Few pop songwriters have proven as adaptable as Albert Hammond.  His string of hits dates from the 1960s straight through the 1990s, and his durable compositions continue to be recorded today.  Yet one chapter of the Hammond legacy has never been properly anthologized until now: his tenure with the British pop group The Family Dogg.  Cherry Red’s RPM label has just delivered A Way of Life: Anthology 1967-1976, named for the band’s U.K. Top 10 hit and including all of the band’s recordings on two CDs.

The London-born, Gibraltar-raised Albert Hammond had recorded in the late 1950s as a member of The Diamond Boys, but came into his own in the 1970s scoring numerous successes as a songwriter with partner Mike Hazlewood (The Hollies’ “The Air That I Breathe,” The Pipkins’ “Gimme Dat Ding,” The Fortunes’ “Freedom Come, Freedom Go”) even as he was carving out a successful solo career with the U.S. Top 5 single “It Never Rains in Southern California.”  Throughout the seventies, Hammond turned out more hits with Hal David (the AC chart-topper “99 Miles from L.A.”), John Bettis and Richard Carpenter (The Carpenters’ Top 25 single “I Need to Be in Love”) and Carole Bayer Sager (Leo Sayer’s “When I Need You,” a No. 1 on both sides of the Atlantic).  Entering the eighties, he began a partnership with Diane Warren for such era-defining power ballads as Starship’s “Nothing’s Gonna Stop Us Now” (No. 1 U.S. & U.K., 1987) and Chicago’s “I Don’t Wanna Live Without Your Love” (No. 3 U.S., 1988) reteamed with David for Julio Iglesias and Willie Nelson’s “To All the Girls I’ve Loved Before” (No. 5 U.S., 1984) and Bettis for Whitney Houston’s “One Moment in Time” (No. 1 U.K., No. 5 U.S., 1988).  Hammond has also turned out hits for Aretha Franklin, Tina Turner, Diana Ross and even Ace of Base, not to mention fathering Albert Hammond, Jr. of The Strokes.  The roots of this success, however, can be traced to his brief time with Mike Hazlewood and Steve Rowland in The Family Dogg.

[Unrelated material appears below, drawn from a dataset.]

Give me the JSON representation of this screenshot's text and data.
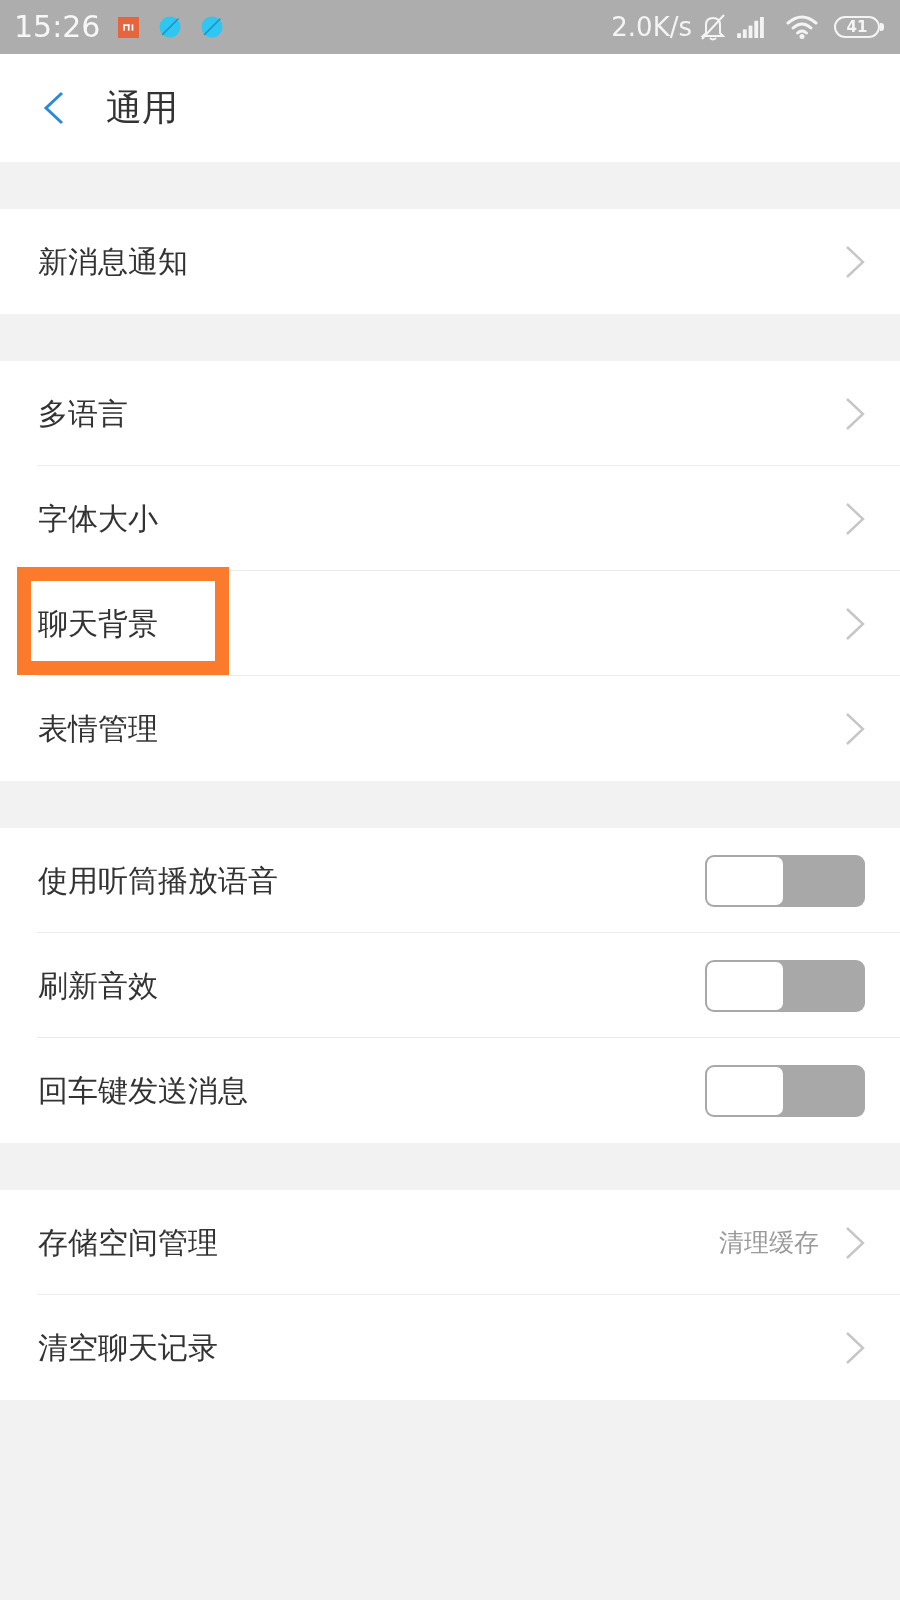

American Steve Rowland, a young actor who featured in films including Battle of the Bulge with Henry Fonda and Crime in the Streets with Sal Mineo, was singing with the Spanish band Los Flaps when he first met Albert Hammond of Gibraltar’s Diamond Boys.  Their partnership wasn’t immediate, however.  Rowland’s travels took him to London, where he partnered with Ronnie Oppenheimer and formed Double R Productions.  At Double R, Rowland successfully produced such acts as Dave Dee, Dozy, Beaky, Mick and Tich.  It was in London that he ran into Hammond once more, who was in his own partnership with fellow Brit Mike Hazlewood as songwriters and producers.  The trio hatched plans to form a band of their own: The Family Dogg.

Hit the jump for more on the story of The Family Dogg, plus the full track listing with discography! Read the rest of this entry »

Written by Joe Marchese

June 13, 2014 at 10:10